People don’t think that small comments are a problem. However when it’s four-plus years with a group of people, and they’re doing it all the time, you start to feel like you don’t really have a voice and that maybe you’re not as equal as them, you know?

So what are the next steps? How do you think people can learn and move forward not only from this scenario but with changing the music industry and the way we include, discuss and elevate people, especially women, of colour?

I think that people need to start listening with an open mind and heart. The one thing that I want people to understand is that it’s important to be uncomfortable. It’s OK to be uncomfortable. If you’re uncomfortable that means that you’re questioning the things that you were taught, the privileges that you have. It’s good to assess those things and think about them and it’s daily work, it’s not something that can be fixed right away. You have to practise it, you have to do things on the regular in order to fully embody that way of thinking. That process is going to be uncomfortable.

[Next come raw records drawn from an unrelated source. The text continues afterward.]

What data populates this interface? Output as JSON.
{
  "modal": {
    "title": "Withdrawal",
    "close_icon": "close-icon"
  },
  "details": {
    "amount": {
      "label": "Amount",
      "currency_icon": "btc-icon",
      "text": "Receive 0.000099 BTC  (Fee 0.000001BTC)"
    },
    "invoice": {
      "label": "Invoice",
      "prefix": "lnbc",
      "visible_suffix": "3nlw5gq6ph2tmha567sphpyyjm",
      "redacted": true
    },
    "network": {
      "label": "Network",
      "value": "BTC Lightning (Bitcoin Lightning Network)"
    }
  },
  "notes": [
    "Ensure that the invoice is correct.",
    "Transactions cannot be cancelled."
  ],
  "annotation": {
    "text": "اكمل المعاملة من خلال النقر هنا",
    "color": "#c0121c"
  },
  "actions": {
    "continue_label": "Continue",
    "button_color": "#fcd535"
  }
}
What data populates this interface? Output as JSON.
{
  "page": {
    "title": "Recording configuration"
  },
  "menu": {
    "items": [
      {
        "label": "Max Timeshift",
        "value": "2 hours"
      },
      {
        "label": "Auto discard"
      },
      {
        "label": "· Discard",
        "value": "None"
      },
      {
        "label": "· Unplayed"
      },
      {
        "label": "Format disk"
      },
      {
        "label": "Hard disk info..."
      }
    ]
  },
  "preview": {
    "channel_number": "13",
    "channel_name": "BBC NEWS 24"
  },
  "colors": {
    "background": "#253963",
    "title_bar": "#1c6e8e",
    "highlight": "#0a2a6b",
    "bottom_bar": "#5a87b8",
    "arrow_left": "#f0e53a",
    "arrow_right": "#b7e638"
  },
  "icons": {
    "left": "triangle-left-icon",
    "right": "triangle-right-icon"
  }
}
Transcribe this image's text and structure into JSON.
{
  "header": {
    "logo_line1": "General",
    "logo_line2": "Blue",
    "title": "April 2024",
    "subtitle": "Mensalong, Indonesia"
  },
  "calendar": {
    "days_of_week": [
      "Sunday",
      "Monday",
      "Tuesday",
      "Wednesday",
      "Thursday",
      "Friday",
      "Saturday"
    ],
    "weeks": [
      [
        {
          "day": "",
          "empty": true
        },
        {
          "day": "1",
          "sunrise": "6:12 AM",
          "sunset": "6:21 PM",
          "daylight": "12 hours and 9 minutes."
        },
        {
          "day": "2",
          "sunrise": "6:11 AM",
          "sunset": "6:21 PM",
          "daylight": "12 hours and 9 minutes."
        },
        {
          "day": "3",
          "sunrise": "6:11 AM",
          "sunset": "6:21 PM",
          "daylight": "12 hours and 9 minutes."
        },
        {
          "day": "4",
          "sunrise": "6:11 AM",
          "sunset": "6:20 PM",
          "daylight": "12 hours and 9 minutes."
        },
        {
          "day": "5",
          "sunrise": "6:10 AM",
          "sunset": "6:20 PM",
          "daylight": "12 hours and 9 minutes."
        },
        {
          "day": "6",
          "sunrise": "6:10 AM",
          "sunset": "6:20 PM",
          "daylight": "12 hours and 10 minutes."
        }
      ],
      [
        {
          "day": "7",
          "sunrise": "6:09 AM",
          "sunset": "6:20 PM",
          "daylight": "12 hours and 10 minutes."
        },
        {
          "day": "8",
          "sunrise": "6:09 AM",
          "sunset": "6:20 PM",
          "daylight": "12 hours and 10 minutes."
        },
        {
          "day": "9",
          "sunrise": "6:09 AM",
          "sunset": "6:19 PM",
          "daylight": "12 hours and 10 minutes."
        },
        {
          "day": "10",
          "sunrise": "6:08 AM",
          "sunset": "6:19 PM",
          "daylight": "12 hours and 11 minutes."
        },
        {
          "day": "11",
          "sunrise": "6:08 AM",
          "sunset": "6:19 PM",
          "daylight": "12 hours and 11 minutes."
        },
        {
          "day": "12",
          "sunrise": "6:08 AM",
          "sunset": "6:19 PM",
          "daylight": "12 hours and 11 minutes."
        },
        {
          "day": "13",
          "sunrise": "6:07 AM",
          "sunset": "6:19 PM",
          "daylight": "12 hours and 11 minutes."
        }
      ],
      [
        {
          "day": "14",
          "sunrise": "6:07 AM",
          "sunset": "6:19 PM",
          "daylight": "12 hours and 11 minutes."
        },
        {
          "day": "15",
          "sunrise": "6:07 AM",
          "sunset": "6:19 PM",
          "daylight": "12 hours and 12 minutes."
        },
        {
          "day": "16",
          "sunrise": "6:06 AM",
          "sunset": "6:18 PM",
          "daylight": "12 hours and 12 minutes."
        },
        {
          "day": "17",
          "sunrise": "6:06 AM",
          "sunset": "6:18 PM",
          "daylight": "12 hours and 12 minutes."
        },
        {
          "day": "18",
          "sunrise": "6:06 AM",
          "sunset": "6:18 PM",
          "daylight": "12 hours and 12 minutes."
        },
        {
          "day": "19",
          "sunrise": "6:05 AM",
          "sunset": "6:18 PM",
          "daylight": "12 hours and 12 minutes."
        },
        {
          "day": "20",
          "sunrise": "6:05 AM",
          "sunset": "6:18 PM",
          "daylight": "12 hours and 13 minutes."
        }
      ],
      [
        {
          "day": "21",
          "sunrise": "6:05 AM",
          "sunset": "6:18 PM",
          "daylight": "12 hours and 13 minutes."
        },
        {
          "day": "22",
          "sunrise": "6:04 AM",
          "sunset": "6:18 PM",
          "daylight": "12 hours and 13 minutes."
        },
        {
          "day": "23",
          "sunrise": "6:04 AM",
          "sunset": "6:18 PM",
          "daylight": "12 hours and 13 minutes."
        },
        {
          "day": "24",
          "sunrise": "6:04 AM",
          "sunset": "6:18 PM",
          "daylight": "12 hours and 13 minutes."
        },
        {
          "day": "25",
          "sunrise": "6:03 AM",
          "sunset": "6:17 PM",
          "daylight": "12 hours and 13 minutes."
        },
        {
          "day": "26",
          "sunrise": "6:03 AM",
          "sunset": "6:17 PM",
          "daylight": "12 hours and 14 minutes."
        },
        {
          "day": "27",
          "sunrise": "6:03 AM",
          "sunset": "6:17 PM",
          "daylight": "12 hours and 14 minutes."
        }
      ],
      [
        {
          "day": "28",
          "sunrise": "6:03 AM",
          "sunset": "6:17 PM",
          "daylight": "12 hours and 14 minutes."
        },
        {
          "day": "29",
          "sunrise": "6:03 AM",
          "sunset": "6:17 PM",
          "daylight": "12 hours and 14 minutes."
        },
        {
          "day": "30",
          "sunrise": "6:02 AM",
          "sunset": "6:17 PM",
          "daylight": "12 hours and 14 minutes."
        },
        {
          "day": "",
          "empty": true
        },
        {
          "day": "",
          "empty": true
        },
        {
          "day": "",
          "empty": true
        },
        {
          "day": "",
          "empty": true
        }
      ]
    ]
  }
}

Ask how people of colour feel. In my case, no one asked me how I was doing and if I needed support. I had to find that support myself. After my post, I had mutual friends reaching out and being like, “We’re cool, right? I’m not racist!” I see many people liking my posts, but I just wonder what they are doing outside of it. It’s an easy thing to like a post or sign a petition, but how are you helping and empowering other voices that need to be heard?


CBC Music reached out to Braids to comment on this story, and below is the band’s full statement regarding Lee’s time in the band and her recent social media posts:

From our perspective, Katie’s departure from the band was a result of irreconcilable creative challenges. However, as social advocates ourselves, we support Katie sharing her experience, and look forward to engaging in healing dialogue.

Katie’s statement has caused us to reflect deeply on our parting. We have been in touch with her privately — via a third party — and have made arrangements to invest in and work towards better understanding her experience.

We would like to clarify that at the time of Katie’s departure, all four of us worked together in good faith to make sure Katie’s songwriting contributions to the group were acknowledged, fairly compensated, and mutually agreed to. At no point did we take away her rightful ownership.

We honour this process of healing, and will continue to engage in this situation with compassion and a willingness to listen and learn.

Related

Listen to every episode of Reclaimed on CBC Music

'The music industry is to blame': Chromeo demands mental health resources for musicians

MILCK: a candid Q&A about trauma, silence, activism and the power of sisterhood